# What you are asked to do:
Every line of the data below should be printed exactly.

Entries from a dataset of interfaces

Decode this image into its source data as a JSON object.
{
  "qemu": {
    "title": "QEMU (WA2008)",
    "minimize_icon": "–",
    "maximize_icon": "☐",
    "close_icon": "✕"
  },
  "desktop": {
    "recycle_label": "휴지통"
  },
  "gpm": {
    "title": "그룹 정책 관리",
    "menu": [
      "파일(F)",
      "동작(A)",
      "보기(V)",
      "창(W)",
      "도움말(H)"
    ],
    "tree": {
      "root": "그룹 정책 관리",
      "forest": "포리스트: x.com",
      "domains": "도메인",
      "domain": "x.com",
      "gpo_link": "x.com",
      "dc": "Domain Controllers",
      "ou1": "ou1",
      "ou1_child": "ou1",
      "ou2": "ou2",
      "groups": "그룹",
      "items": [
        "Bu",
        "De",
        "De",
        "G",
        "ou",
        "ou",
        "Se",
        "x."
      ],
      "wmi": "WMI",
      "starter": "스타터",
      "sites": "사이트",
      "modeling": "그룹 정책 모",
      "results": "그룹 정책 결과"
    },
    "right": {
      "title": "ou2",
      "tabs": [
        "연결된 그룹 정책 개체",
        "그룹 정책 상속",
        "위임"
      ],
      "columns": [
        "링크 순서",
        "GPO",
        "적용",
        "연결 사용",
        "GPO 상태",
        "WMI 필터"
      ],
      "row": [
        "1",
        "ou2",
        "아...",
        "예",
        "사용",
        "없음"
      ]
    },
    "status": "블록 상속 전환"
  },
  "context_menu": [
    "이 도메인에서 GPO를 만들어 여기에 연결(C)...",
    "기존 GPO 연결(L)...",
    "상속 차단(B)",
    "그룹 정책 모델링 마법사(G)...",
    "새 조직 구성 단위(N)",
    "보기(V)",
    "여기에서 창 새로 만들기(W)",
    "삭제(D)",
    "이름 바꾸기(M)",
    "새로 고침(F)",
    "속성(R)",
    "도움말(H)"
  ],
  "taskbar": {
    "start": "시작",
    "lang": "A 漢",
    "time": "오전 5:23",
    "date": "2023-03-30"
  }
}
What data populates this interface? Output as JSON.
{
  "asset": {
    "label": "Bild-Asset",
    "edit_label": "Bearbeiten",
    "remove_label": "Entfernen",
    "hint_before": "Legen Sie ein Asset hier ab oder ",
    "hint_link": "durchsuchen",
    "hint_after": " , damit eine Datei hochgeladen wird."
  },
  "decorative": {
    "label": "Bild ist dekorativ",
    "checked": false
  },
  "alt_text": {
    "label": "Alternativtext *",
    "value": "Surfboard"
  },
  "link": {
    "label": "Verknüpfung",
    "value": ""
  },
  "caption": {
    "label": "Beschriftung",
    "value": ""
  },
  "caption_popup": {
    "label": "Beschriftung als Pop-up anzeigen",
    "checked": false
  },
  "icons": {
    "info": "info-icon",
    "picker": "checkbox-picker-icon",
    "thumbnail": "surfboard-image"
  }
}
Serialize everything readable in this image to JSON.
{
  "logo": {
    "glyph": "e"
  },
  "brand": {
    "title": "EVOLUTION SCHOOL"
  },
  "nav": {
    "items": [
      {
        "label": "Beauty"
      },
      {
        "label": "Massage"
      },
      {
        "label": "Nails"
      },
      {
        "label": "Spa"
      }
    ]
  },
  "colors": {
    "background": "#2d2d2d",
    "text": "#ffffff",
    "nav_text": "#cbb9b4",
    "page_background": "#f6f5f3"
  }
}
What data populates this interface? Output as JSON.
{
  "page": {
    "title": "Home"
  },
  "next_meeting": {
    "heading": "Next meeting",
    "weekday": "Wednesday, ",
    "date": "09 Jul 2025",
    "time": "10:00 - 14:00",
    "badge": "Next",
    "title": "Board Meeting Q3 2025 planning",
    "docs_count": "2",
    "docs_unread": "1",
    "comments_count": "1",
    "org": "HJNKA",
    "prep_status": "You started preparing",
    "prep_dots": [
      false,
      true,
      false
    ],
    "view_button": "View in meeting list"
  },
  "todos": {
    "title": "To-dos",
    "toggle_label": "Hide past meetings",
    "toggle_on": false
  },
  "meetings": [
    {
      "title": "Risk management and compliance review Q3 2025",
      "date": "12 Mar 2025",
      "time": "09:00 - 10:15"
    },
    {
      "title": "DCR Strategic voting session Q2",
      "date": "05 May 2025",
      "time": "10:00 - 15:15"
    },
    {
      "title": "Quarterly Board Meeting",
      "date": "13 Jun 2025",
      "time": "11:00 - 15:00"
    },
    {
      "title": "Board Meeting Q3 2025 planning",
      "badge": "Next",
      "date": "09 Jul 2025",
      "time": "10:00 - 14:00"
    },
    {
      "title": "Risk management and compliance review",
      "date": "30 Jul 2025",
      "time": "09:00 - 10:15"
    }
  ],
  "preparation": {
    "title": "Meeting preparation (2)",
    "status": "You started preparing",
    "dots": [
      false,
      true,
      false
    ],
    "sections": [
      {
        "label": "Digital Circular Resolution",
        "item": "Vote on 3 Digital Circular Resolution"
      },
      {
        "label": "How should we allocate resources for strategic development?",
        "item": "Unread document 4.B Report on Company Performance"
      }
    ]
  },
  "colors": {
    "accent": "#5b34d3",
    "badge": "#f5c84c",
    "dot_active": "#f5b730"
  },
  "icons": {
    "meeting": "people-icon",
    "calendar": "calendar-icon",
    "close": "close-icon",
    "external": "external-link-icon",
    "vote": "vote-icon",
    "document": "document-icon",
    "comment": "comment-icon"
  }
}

# Your solution:
Decode this image into its source data as a JSON object.
{
  "qemu": {
    "title": "QEMU (WA2008)",
    "minimize_icon": "–",
    "maximize_icon": "☐",
    "close_icon": "✕"
  },
  "desktop": {
    "recycle_label": "휴지통"
  },
  "gpm": {
    "title": "그룹 정책 관리",
    "menu": [
      "파일(F)",
      "동작(A)",
      "보기(V)",
      "창(W)",
      "도움말(H)"
    ],
    "tree": {
      "root": "그룹 정책 관리",
      "forest": "포리스트: x.com",
      "domains": "도메인",
      "domain": "x.com",
      "gpo_link": "x.com",
      "dc": "Domain Controllers",
      "ou1": "ou1",
      "ou1_child": "ou1",
      "ou2": "ou2",
      "groups": "그룹",
      "items": [
        "Bu",
        "De",
        "De",
        "G",
        "ou",
        "ou",
        "Se",
        "x."
      ],
      "wmi": "WMI",
      "starter": "스타터",
      "sites": "사이트",
      "modeling": "그룹 정책 모",
      "results": "그룹 정책 결과"
    },
    "right": {
      "title": "ou2",
      "tabs": [
        "연결된 그룹 정책 개체",
        "그룹 정책 상속",
        "위임"
      ],
      "columns": [
        "링크 순서",
        "GPO",
        "적용",
        "연결 사용",
        "GPO 상태",
        "WMI 필터"
      ],
      "row": [
        "1",
        "ou2",
        "아...",
        "예",
        "사용",
        "없음"
      ]
    },
    "status": "블록 상속 전환"
  },
  "context_menu": [
    "이 도메인에서 GPO를 만들어 여기에 연결(C)...",
    "기존 GPO 연결(L)...",
    "상속 차단(B)",
    "그룹 정책 모델링 마법사(G)...",
    "새 조직 구성 단위(N)",
    "보기(V)",
    "여기에서 창 새로 만들기(W)",
    "삭제(D)",
    "이름 바꾸기(M)",
    "새로 고침(F)",
    "속성(R)",
    "도움말(H)"
  ],
  "taskbar": {
    "start": "시작",
    "lang": "A 漢",
    "time": "오전 5:23",
    "date": "2023-03-30"
  }
}
What data populates this interface? Output as JSON.
{
  "asset": {
    "label": "Bild-Asset",
    "edit_label": "Bearbeiten",
    "remove_label": "Entfernen",
    "hint_before": "Legen Sie ein Asset hier ab oder ",
    "hint_link": "durchsuchen",
    "hint_after": " , damit eine Datei hochgeladen wird."
  },
  "decorative": {
    "label": "Bild ist dekorativ",
    "checked": false
  },
  "alt_text": {
    "label": "Alternativtext *",
    "value": "Surfboard"
  },
  "link": {
    "label": "Verknüpfung",
    "value": ""
  },
  "caption": {
    "label": "Beschriftung",
    "value": ""
  },
  "caption_popup": {
    "label": "Beschriftung als Pop-up anzeigen",
    "checked": false
  },
  "icons": {
    "info": "info-icon",
    "picker": "checkbox-picker-icon",
    "thumbnail": "surfboard-image"
  }
}
Serialize everything readable in this image to JSON.
{
  "logo": {
    "glyph": "e"
  },
  "brand": {
    "title": "EVOLUTION SCHOOL"
  },
  "nav": {
    "items": [
      {
        "label": "Beauty"
      },
      {
        "label": "Massage"
      },
      {
        "label": "Nails"
      },
      {
        "label": "Spa"
      }
    ]
  },
  "colors": {
    "background": "#2d2d2d",
    "text": "#ffffff",
    "nav_text": "#cbb9b4",
    "page_background": "#f6f5f3"
  }
}
What data populates this interface? Output as JSON.
{
  "page": {
    "title": "Home"
  },
  "next_meeting": {
    "heading": "Next meeting",
    "weekday": "Wednesday, ",
    "date": "09 Jul 2025",
    "time": "10:00 - 14:00",
    "badge": "Next",
    "title": "Board Meeting Q3 2025 planning",
    "docs_count": "2",
    "docs_unread": "1",
    "comments_count": "1",
    "org": "HJNKA",
    "prep_status": "You started preparing",
    "prep_dots": [
      false,
      true,
      false
    ],
    "view_button": "View in meeting list"
  },
  "todos": {
    "title": "To-dos",
    "toggle_label": "Hide past meetings",
    "toggle_on": false
  },
  "meetings": [
    {
      "title": "Risk management and compliance review Q3 2025",
      "date": "12 Mar 2025",
      "time": "09:00 - 10:15"
    },
    {
      "title": "DCR Strategic voting session Q2",
      "date": "05 May 2025",
      "time": "10:00 - 15:15"
    },
    {
      "title": "Quarterly Board Meeting",
      "date": "13 Jun 2025",
      "time": "11:00 - 15:00"
    },
    {
      "title": "Board Meeting Q3 2025 planning",
      "badge": "Next",
      "date": "09 Jul 2025",
      "time": "10:00 - 14:00"
    },
    {
      "title": "Risk management and compliance review",
      "date": "30 Jul 2025",
      "time": "09:00 - 10:15"
    }
  ],
  "preparation": {
    "title": "Meeting preparation (2)",
    "status": "You started preparing",
    "dots": [
      false,
      true,
      false
    ],
    "sections": [
      {
        "label": "Digital Circular Resolution",
        "item": "Vote on 3 Digital Circular Resolution"
      },
      {
        "label": "How should we allocate resources for strategic development?",
        "item": "Unread document 4.B Report on Company Performance"
      }
    ]
  },
  "colors": {
    "accent": "#5b34d3",
    "badge": "#f5c84c",
    "dot_active": "#f5b730"
  },
  "icons": {
    "meeting": "people-icon",
    "calendar": "calendar-icon",
    "close": "close-icon",
    "external": "external-link-icon",
    "vote": "vote-icon",
    "document": "document-icon",
    "comment": "comment-icon"
  }
}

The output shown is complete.